“What truce? There is no truce! It is simply war ahead of us! They are provoking us. They throw grenades at us. Burn our homes. We have been here for three months, and during that time nothing burned,” said 23-year-old Petro Maksimchuk.
“These are not people. They are killers. Sanctions will not help. They all should be sent into isolation in Siberia.”
Serhiy, a 55-year-old from the western city of Lviv who declined to give his surname, added: “It is bad that Ukraine is already broken into two parts. In the West, the police and army are with us, but in the east, they are against us.
“It is the ‘Yanukovichers’ who are dividing us.”
In Lviv, a bastion of Ukrainian nationalism since Soviet times, the regional assembly declared autonomy from Yanukovich and his administration, which many west Ukrainians see as much closer to Moscow and to Ukraine’s Russian-speaking east.
Yanukovich, who replaced the head of the armed forces, had denounced the bloodshed in central Kiev as an attempted coup. His security service said it had launched a nationwide “anti-terrorist operation” after arms and ammunition dumps were looted.
The EU ministers are expected to consider a series of possible steps including asset freezes and travel bans, even though diplomats doubt their effectiveness.
Jumping out ahead of its EU allies, Washington imposed U.S. visa bans on 20 government officials it considered “responsible for ordering human rights abuses related to political oppression”, a State Department official said.
“These individuals represent the full chain of command we consider responsible for ordering the security forces to move against (the protesters),” the official said.
EU officials said Yanukovich himself would be excluded from any such measures in order to keep channels of dialogue open.
Diplomats said the threat of sanctions could also target assets held in the West by Ukrainian business oligarchs who have either backed Yanukovich or are sitting on the fence.

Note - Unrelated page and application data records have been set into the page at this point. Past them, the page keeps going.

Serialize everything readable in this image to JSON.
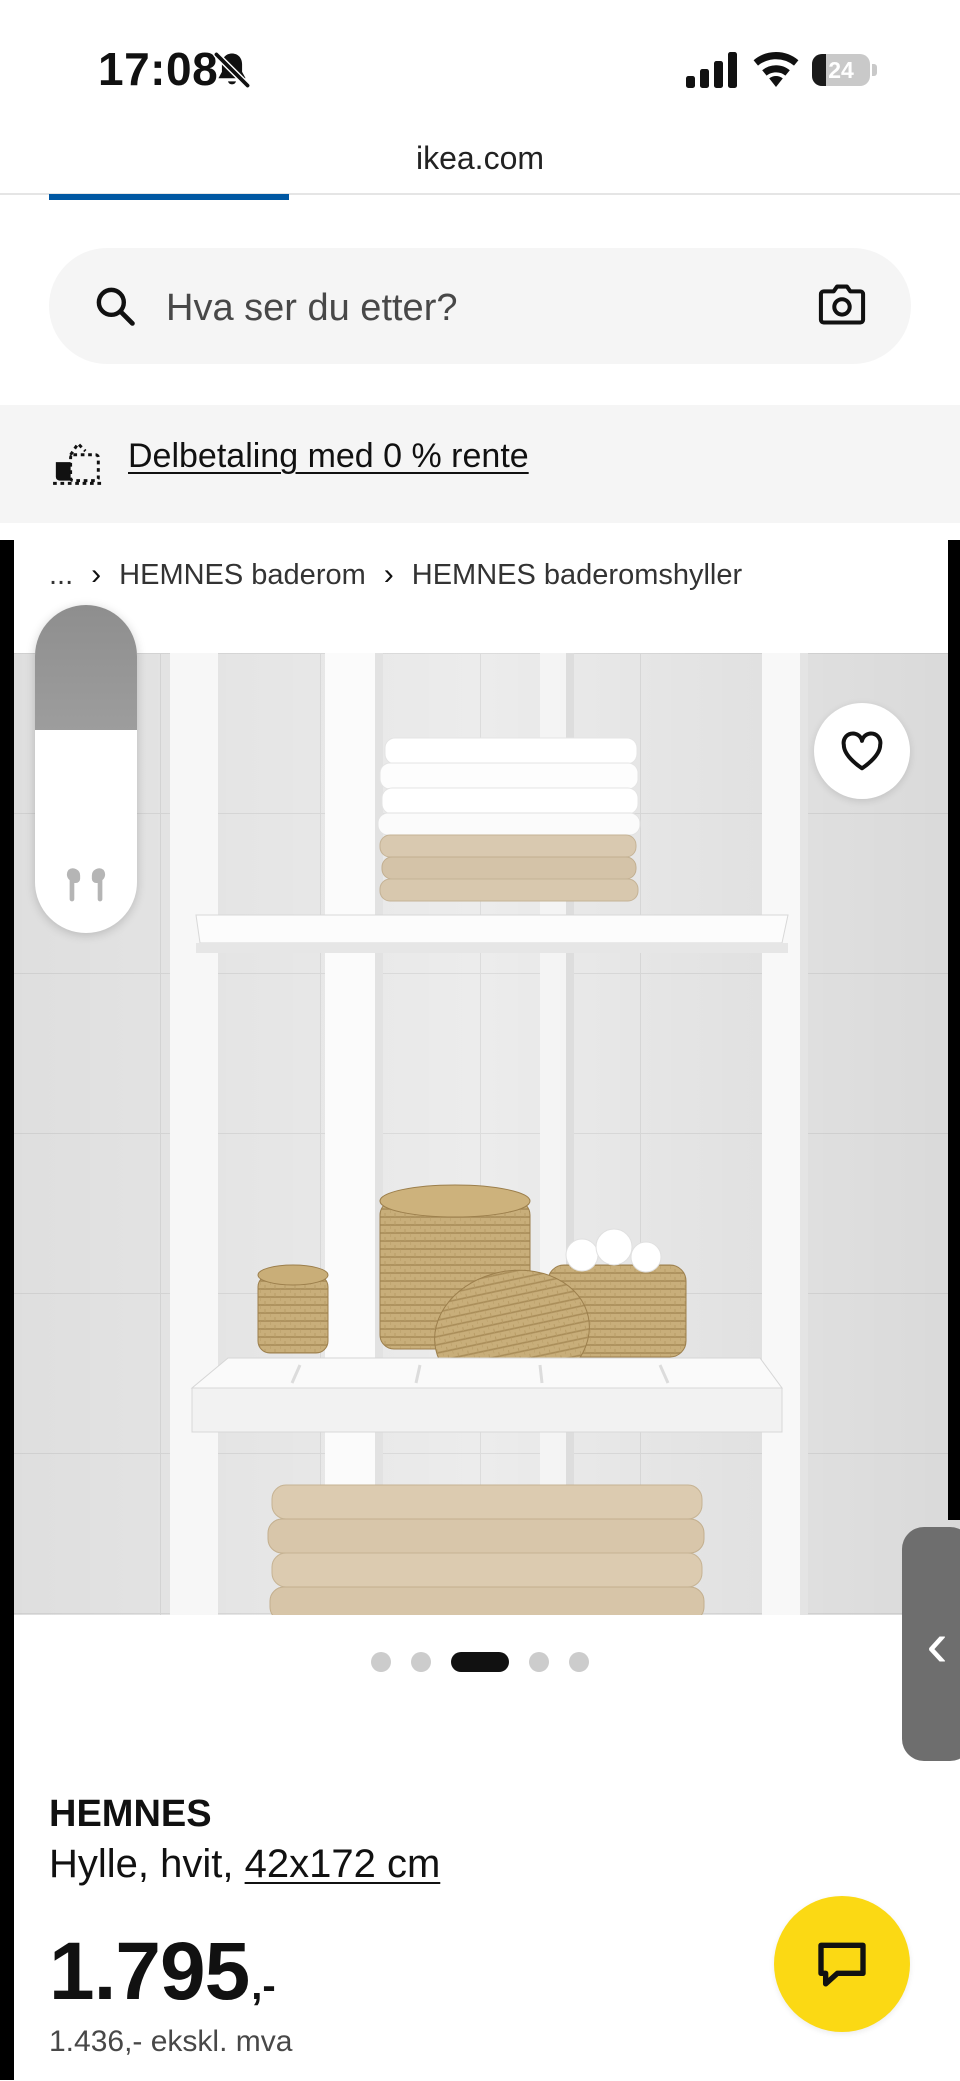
{
  "status_bar": {
    "time": "17:08",
    "battery_level": "24",
    "icons": [
      "bell-slash-icon",
      "signal-icon",
      "wifi-icon",
      "battery-icon"
    ]
  },
  "browser": {
    "url": "ikea.com"
  },
  "search": {
    "placeholder": "Hva ser du etter?",
    "icons": [
      "search-icon",
      "camera-icon"
    ]
  },
  "promo": {
    "link_text": "Delbetaling med 0 % rente",
    "icon": "payment-icon"
  },
  "breadcrumb": {
    "items": [
      "...",
      "HEMNES baderom",
      "HEMNES baderomshyller"
    ],
    "separator": "›"
  },
  "gallery": {
    "image_count": 5,
    "active_index": 2,
    "favorite_icon": "heart-icon"
  },
  "product": {
    "name": "HEMNES",
    "description_prefix": "Hylle, hvit, ",
    "size_link": "42x172 cm",
    "price_main": "1.795",
    "price_suffix": ",-",
    "price_ex_vat": "1.436,- ekskl. mva"
  },
  "overlays": {
    "volume_level": 0.38,
    "volume_icon": "airpods-icon",
    "side_handle_glyph": "‹"
  },
  "chat": {
    "icon": "chat-icon"
  },
  "colors": {
    "ikea_blue": "#0058a3",
    "ikea_yellow": "#fbd914",
    "search_bg": "#f5f5f5"
  }
}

Russian President Vladimir Putin, who has met Yanukovich six times since the crisis began, has kept quiet on the flare-up. But Foreign Minister Sergei Lavrov blamed the West for inciting opposition radicals and called the threat of sanctions blackmail.
Ukraine’s hryvnia currency, flirting with its lowest levels since the global financial crisis five years ago, weakened again on Thursday.
Possibly due to the risk of sanctions, three of Ukraine’s richest magnates have stepped up pressure on Yanukovich to hold back from using force.
“There are no circumstances which justify the use of force toward the peaceful population,” steel and coal magnate Rinat Akhmetov, who bankrolled Yanukovich’s 2010 election campaign said in a statement late on Tuesday.